Billy Rose, in his widely syndicated column, "Pitching Horseshoes," tells of the heroism of U.S. Marine Corporal Abraham Geller of Ne York City's Lower East Side. Geller was the son of a rabbi. The family lived near Delancey Street. In the Marine Corps, Geller always awakened a half-hour earlier before the others so that he could go through the ritual of Orthodox morning prayers.
His regiment had been pushing the enemy back. The regiment had crossed the Han and cut the Seoul-Haesong Road. The soldiers bedded down in hastily dug foxholes to get a few hours sleep. They knew that in the morning they were going to fight their way toward the Korean capital.
An hour before dawn, the only ones awake were the sentries: Captain George O'Connor, who was figuring out strategies to use when the regiment moved ahead, and Geller, who had started his morning prayers When Geller finished praying, O'Connor told him to get a cup of coffee from the chow truck.
"Thanks, Captain," said Geller, "But today is Yom Kippur, and I'm not supposed to eat until sundown."
O'Connor was amazed that Geller wouldn't eat until the day was over. Geller fasted and observed his holiday as well as a Jew can when in combat.
That morning, the regiment moved forward. The advance moved slowly as the enemy put up stiff resistance. The casualties were high for both sides. Dead bodies were all over the field. One of the badly wounded North Koreans was playing dead as Geller's company moved forward. Geller was standing a few feet from O'Connor when he saw the North Korean move. He pulled out his bayonet and made a dive for the enemy soldier. Geller managed to kill him. But, he also stopped three bullets that were intended for O'Connor.
The fighting was so heavy that it was three hours before Geller received a shot of penicillin. He was then carried into the operating room. The surgery lasted an hour. O'Connor waited for it to be over, When the surgeon came out, he was there to greet him.
"How is he doing," O'Connor asked.
"He is doing well. The bullets went through his abdomen and the penicillin was a factor in preventing peritonitis. In a manner of speaking, Geller owes his life to the fact that when he was shot there was hardly any food in his stomach."
O'Connor shook his head as he started to understand a little bit more about the meaning of fasting on Yom Kippur.

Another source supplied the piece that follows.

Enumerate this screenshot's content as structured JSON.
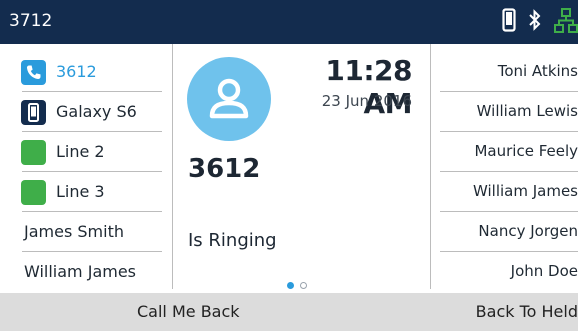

This is one of the 150 illustrated true stories of American heroism included in Jewish Heroes and Heroines of America, © 1996, written by Seymour "Sy" Brody of Delray Beach, Florida, illustrated by Art Seiden of Woodmere, New York, and published by Lifetime Books, Inc., Hollywood, FL.
Return to Table of Contents